We advise our clients that their dogs should be on heartworm prevention medication each summer. Prior to this, our blood testing protocol does include heartworm screening, but since 2010 has also included screening for tick-borne illnesses, including Lyme Disease. Ticks are moving into Ontario with frightening speed, and bringing with them a host of potential diseases for both dogs and people. We feel that our spring blood testing protocol is an important step in helping to identify dogs with potential illness, and a way for us to recommend the best possible protection for an individual dog each summer.

The third scenario that Marketplace took issue with was one of ten vets who recommended a prescription weight loss diet to the Bulldog in question, who was admittedly not overweight. This morphed into the suggestion that veterinary prescription diets should not have a place in health care for pets.

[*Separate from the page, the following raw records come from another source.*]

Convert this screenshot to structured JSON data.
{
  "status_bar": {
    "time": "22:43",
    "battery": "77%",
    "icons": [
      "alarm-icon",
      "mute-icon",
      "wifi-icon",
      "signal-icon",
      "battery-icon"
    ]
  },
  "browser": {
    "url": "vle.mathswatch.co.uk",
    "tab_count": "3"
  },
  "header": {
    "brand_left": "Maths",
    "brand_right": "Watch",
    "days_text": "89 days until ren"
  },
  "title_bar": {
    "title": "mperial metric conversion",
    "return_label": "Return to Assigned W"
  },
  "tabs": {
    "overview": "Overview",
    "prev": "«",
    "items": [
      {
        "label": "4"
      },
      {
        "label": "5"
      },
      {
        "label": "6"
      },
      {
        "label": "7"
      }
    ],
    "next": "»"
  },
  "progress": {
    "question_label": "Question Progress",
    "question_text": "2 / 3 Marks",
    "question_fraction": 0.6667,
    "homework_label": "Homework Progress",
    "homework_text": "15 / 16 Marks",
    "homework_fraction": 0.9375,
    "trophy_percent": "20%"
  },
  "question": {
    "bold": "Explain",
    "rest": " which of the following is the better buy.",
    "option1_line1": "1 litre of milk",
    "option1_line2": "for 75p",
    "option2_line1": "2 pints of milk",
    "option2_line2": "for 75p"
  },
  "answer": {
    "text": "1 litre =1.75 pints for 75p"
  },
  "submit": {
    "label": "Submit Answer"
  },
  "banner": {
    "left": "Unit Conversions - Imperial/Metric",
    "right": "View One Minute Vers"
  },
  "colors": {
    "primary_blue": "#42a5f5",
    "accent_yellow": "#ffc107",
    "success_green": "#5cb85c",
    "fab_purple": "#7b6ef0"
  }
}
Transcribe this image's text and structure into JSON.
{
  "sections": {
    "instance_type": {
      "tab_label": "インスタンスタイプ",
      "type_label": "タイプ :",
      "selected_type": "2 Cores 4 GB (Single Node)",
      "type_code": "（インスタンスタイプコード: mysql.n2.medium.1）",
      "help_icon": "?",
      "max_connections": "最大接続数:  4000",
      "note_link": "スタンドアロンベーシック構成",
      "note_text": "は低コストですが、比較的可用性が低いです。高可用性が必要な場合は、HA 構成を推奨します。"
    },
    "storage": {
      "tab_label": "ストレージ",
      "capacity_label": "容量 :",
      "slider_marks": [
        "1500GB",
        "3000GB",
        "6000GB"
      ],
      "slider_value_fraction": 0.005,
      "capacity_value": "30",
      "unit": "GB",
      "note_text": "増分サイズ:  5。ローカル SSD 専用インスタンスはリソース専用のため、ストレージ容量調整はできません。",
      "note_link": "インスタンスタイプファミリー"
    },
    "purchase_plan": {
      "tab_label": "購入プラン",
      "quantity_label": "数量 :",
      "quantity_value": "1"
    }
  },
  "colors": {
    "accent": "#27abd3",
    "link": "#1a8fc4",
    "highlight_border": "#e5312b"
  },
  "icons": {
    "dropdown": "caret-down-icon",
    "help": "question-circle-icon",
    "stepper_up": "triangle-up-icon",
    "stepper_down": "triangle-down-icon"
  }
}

Over the years, veterinarians have found that specific diets will help pets afflicted with certain diseases. In many cases, the use of nutrition as a treatment means that an animal does not have to go on costly medications to control their medical issues. We do recommend a wide range of therapeutic diets, just as a human doctor might for conditions such as diabetes mellitus, food allergies, kidney or liver failure or weight loss.  This just makes sense.  And, we do use foods supplied to us by companies that have done the necessary scientific trials and safety testing that give us confidence that the foods will be successful in helping us to reach our goals. One of the scariest things about pet care in Canada at the current time is the poor regulation of pet foods found in grocery stores and pet stores. When we do recommend a prescription diet to a pet owner, it is with that animal’s best interests in mind.

On a similar note, Marketplace suggested that vets are scamming pet owners by providing medications through their own pharmacies rather than providing prescriptions to the pharmacies of their choice. They made the valid point that many medications are more expensive from your local vet than yours would be from your pharmacy. However, they neglected to note that many of our medications have been specifically formulated for pets and our knowledge of your pet’s health history means that there will not be any medication errors made.

The last issue to be discussed is that the ten vets who examined Marshall each came up with a slightly different recommendation for an eye issue. What was not made clear was the fact that Marshall seemed to have a chronic eye issue for which he was receiving treatment. On any given day, this would likely mean that his eyes would vary in appearance.

We would argue that one of the reasons that veterinary care exceeds human medical care is that veterinarians do a full examination of your pet each and every time that they come to us for any problem. When was the last time you had a physical exam at any doctor’s appointment? As our patients cannot talk to us, we use our eyes, ears and hands to try to identify problems or proclaim that pet to be healthy. It should be commended that each vet took the time to identify an eye problem and discuss this with the dog’s owner.  It is tough for us when an owner presents a pet that they deem to be healthy and we find a problem such as an abdominal mass, heart murmur or obesity. But this is our job.

Some final thoughts…

Please remember that we encourage our clients to question us and understand the recommendations that we are making for your pet. Do not be afraid of the white coat!

Pet ownership is a privilege that comes with expenses.  In some cases, these may be extensive when accidents or illnesses occur. Pet owners should anticipate and budget for annual costs, or consider wellness plans for their pets. We also recommend pet health insurance as a key to protecting families when problems do occur. Even our vets have health insurance for their pets!

We hope that all of our clients are pleased with the care that their pets receive. We practice medicine with a very high standard of care, with a fully-equipped hospital and a highly qualified team. We know that this is what our clients want for their pets, who are cherished members of their families.